:: Dataset content ::
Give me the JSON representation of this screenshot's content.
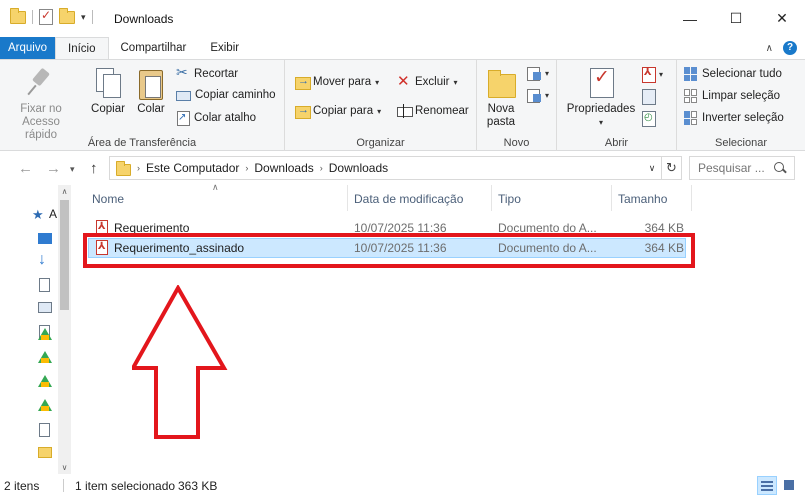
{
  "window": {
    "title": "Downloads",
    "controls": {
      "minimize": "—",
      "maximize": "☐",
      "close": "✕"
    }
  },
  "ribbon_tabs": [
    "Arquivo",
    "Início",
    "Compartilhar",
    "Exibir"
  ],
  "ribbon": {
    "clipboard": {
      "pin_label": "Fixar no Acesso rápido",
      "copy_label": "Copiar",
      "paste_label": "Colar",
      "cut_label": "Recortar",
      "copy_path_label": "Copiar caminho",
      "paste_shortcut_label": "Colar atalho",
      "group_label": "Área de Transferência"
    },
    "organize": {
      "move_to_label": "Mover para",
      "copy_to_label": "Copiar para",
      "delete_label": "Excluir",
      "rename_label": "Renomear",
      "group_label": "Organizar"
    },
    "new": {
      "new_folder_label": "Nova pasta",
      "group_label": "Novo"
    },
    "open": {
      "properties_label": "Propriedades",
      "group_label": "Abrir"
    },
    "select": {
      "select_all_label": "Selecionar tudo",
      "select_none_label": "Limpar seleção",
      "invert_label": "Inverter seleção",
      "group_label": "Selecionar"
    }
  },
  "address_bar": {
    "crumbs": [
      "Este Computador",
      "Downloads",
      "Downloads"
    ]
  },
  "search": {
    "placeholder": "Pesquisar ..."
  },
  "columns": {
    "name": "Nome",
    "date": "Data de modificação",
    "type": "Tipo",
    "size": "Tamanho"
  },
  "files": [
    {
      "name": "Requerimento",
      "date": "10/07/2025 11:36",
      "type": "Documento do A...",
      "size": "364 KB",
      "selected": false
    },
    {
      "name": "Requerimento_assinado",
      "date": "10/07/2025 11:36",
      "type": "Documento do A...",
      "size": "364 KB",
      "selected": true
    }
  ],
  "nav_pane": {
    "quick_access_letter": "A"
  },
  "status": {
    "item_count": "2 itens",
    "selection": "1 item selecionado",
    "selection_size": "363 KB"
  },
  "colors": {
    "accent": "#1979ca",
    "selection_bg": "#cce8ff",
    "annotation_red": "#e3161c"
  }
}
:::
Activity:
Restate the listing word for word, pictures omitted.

Written answer:
Give me the JSON representation of this screenshot's content.
{
  "window": {
    "title": "Downloads",
    "controls": {
      "minimize": "—",
      "maximize": "☐",
      "close": "✕"
    }
  },
  "ribbon_tabs": [
    "Arquivo",
    "Início",
    "Compartilhar",
    "Exibir"
  ],
  "ribbon": {
    "clipboard": {
      "pin_label": "Fixar no Acesso rápido",
      "copy_label": "Copiar",
      "paste_label": "Colar",
      "cut_label": "Recortar",
      "copy_path_label": "Copiar caminho",
      "paste_shortcut_label": "Colar atalho",
      "group_label": "Área de Transferência"
    },
    "organize": {
      "move_to_label": "Mover para",
      "copy_to_label": "Copiar para",
      "delete_label": "Excluir",
      "rename_label": "Renomear",
      "group_label": "Organizar"
    },
    "new": {
      "new_folder_label": "Nova pasta",
      "group_label": "Novo"
    },
    "open": {
      "properties_label": "Propriedades",
      "group_label": "Abrir"
    },
    "select": {
      "select_all_label": "Selecionar tudo",
      "select_none_label": "Limpar seleção",
      "invert_label": "Inverter seleção",
      "group_label": "Selecionar"
    }
  },
  "address_bar": {
    "crumbs": [
      "Este Computador",
      "Downloads",
      "Downloads"
    ]
  },
  "search": {
    "placeholder": "Pesquisar ..."
  },
  "columns": {
    "name": "Nome",
    "date": "Data de modificação",
    "type": "Tipo",
    "size": "Tamanho"
  },
  "files": [
    {
      "name": "Requerimento",
      "date": "10/07/2025 11:36",
      "type": "Documento do A...",
      "size": "364 KB",
      "selected": false
    },
    {
      "name": "Requerimento_assinado",
      "date": "10/07/2025 11:36",
      "type": "Documento do A...",
      "size": "364 KB",
      "selected": true
    }
  ],
  "nav_pane": {
    "quick_access_letter": "A"
  },
  "status": {
    "item_count": "2 itens",
    "selection": "1 item selecionado",
    "selection_size": "363 KB"
  },
  "colors": {
    "accent": "#1979ca",
    "selection_bg": "#cce8ff",
    "annotation_red": "#e3161c"
  }
}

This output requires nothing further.